A mini project for your enjoyment -
A self hosted annotation supporting pastebin alternative using ipfs and genius
You’re right that a lot of web security features go out the window. Top of the list is any CSRF protections.
I wouldn’t log into a service or do anything trusty over an ipfs gateway… Gateways are more a neat hack than the meat of ipfs.
What about the custom domain thing? Is it a redirect or does the browser actually know that it’s a separate domain? (Basically, has anyone tried this yet?)
Yes, that would put some of the security back for some visitors depending on how they visit the site.
If you want to get familiar with IPFS and related internet technologies, your time would be much better spent grabbing the client and jumping in that way. IPFS is a fundamentally different way of approaching the internet that focuses on what you’re getting over who you’re getting it from.
I’ve always shyed away from IPFS for that very reason. Figuring out where to get something based on a file hash sounds computationally hard and overall just slow. I can’t imagine anything like that running on phones, laptops, etc without destroying all hopes of good battery life and reasonable performance.
Maybe it does work, though. I just downloaded it on my laptop and it got warm very fast, but files I tried to get loaded reasonably quickly.
So Clouldfare wants to help decentralisation by… making it more centralised?
if they are adding ipfs nodes, who cares? you can always run your own gateway if you don’t like it.
Does more nodes help IPFS, or is it more nodes that pin content that is more useful? The pull model, where data sits at origin unless pinned, seems like originators of the data would always have the problem of how to distribute it so as not to face the “thundering herd” of initial requesters.
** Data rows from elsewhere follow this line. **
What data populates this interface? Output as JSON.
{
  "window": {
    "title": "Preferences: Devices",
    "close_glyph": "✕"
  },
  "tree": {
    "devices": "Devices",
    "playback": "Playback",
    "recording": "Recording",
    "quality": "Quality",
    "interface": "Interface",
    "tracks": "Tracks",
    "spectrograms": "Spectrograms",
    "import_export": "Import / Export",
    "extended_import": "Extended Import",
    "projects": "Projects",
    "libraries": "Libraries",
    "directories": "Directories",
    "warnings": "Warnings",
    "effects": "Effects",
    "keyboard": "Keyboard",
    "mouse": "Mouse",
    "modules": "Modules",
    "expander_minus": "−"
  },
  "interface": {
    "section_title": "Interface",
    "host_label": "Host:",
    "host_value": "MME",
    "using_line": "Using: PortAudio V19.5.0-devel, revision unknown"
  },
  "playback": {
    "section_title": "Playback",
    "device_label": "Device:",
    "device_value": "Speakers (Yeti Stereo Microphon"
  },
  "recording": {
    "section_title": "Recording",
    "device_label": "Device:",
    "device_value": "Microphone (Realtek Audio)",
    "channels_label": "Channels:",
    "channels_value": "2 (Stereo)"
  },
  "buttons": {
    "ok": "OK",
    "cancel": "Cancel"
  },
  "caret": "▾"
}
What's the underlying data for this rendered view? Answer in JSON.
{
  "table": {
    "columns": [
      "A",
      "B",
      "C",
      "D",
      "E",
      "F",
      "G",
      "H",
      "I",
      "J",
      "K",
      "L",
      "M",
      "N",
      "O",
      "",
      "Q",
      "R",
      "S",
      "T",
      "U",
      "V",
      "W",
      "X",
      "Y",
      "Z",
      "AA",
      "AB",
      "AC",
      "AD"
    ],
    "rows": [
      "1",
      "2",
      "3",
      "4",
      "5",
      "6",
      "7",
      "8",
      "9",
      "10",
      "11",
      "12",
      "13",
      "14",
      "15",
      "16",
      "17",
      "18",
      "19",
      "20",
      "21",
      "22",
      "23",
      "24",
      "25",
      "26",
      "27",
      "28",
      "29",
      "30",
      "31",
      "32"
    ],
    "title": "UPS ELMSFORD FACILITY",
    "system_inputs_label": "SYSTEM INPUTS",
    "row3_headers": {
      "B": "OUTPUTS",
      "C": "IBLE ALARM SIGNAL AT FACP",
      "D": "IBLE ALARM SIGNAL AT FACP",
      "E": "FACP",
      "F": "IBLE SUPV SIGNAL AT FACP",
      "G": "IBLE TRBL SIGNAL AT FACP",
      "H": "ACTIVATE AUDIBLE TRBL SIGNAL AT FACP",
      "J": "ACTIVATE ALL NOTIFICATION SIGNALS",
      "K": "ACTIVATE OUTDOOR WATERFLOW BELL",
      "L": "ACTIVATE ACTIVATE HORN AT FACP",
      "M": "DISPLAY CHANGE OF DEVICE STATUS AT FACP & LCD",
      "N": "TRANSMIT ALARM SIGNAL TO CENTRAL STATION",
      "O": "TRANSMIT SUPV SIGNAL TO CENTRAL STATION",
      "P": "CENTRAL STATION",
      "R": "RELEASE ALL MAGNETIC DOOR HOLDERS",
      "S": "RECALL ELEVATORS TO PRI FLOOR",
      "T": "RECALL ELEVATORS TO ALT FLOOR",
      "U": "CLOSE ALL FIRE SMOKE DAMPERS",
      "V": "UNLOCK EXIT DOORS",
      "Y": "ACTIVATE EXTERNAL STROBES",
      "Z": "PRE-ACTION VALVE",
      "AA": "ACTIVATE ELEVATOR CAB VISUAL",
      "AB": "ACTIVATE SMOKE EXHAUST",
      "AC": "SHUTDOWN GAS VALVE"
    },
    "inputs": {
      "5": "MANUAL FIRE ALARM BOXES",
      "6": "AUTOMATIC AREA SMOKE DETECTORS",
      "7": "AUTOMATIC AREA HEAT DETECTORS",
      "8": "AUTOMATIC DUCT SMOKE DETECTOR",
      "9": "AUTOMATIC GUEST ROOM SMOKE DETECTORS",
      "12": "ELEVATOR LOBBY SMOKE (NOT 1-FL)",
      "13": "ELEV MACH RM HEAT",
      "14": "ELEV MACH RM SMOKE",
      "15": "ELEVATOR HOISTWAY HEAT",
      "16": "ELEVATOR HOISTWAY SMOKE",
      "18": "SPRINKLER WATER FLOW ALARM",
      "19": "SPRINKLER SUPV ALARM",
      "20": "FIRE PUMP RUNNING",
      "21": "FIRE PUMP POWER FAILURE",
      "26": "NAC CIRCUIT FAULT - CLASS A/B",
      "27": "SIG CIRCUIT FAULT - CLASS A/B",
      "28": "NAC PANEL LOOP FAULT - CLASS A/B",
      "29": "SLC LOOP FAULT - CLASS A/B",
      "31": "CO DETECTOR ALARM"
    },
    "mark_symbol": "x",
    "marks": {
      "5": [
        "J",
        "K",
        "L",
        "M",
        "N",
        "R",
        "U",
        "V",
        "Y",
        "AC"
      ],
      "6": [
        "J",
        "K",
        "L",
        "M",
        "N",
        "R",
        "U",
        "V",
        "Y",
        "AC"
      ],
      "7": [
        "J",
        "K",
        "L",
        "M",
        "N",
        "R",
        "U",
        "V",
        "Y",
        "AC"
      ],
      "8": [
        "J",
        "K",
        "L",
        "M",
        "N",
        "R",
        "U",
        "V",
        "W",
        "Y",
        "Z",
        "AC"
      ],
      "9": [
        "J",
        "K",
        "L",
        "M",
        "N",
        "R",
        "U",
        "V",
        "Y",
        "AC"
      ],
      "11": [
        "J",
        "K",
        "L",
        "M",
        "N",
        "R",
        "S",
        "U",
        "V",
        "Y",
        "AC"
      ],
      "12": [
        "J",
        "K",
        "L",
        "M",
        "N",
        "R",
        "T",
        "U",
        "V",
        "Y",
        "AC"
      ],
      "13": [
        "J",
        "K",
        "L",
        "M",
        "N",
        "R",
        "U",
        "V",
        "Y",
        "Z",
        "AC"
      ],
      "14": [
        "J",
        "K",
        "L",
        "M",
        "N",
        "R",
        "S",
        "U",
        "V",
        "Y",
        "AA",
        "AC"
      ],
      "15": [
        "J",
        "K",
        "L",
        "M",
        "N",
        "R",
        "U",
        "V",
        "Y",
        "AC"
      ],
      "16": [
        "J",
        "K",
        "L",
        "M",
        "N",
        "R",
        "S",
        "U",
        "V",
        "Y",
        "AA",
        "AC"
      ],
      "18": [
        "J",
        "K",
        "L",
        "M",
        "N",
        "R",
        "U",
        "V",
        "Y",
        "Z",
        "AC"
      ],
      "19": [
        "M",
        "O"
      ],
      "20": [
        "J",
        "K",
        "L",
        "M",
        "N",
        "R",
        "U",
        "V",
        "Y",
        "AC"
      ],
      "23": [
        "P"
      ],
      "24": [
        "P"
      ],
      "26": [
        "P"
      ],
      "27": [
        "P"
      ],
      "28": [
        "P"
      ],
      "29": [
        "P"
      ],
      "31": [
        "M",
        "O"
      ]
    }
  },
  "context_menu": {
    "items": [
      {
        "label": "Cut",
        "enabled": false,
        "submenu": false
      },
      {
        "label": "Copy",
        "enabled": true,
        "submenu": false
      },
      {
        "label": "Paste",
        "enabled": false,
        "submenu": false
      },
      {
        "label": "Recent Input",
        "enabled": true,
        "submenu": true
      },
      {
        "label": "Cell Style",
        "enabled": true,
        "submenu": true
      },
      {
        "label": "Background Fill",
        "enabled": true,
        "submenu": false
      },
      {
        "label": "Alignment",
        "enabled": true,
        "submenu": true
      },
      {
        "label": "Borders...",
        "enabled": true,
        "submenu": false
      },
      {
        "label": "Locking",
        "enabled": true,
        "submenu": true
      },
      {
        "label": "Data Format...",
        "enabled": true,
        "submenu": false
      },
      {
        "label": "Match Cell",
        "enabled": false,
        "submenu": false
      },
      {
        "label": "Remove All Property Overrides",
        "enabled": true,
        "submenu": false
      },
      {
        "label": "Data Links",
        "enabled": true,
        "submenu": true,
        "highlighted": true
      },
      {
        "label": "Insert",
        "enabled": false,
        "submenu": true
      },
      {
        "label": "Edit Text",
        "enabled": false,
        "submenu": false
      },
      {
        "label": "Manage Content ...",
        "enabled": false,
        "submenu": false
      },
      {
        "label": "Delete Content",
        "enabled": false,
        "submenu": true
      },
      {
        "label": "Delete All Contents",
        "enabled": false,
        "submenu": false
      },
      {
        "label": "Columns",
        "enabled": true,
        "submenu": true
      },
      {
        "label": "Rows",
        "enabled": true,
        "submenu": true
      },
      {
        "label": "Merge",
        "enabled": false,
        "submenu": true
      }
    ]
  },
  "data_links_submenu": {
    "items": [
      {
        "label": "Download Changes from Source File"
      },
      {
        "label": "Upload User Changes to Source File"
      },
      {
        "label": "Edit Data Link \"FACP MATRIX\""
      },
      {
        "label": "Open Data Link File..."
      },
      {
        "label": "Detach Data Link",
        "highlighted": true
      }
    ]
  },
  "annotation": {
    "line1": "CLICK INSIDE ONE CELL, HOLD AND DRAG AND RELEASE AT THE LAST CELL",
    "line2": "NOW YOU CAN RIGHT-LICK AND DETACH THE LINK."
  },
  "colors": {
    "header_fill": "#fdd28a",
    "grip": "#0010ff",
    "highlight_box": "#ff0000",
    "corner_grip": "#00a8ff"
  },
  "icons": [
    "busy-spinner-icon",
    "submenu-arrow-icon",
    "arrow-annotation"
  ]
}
As far as I know the protocol doesn’t actively push blocks around, the various nodes have to request and pull them. That only happens if a client requests the block to the node. The protocol also doesn’t provide incentive for the nodes to keep the data around. I don’t know what is the default retention logic on the actual nodes.
In practice what this translates to is that there isn’t much guarantee for data to stay around. Typically a client will want to get the data over HTTP and only address a single gateway (like the CloudFlare one) so the only copies would be in the serving node (your laptop / server) and that single gateway. If your laptop disappears, CloudFlare will probably flush it’s cache at some point and your page will have disappeared entirely.
Hopefully in the future the browsers will be talking IPFS directly and store local copies. That way the network would become much more resilient to data loss.
a nice system might be a provider where you pay upfront the lifetime price of hosting something with storage costs extrapolated into the future.
Files should probably devalue over time or maybe be maintained financially by people who want to access them. Eternity is a long time for a single payment.
I believe that the IPFS authors realized the issue with the protocol and that https://filecoin.io/ is one of the answer that they could come up with.
I guess it does make sense. If the Internet does shift to become more decentralized, Cloudflare would want a piece of that pie as well. Worst case nobody uses this service and they close it eventually, and best case they just future-proofed their business.
I also think that having them run an IPFS node is pretty helpful. If there’s a way to translate a website addressed proxied by Cloudflare into a file hash, it would help decentralization.
Anyone tried using ipfs with fuse under OpenBSD?
(Official build instructions for OpenBSD disable fuse for now: https://github.com/ipfs/go-ipfs/blob/master/docs/openbsd.md)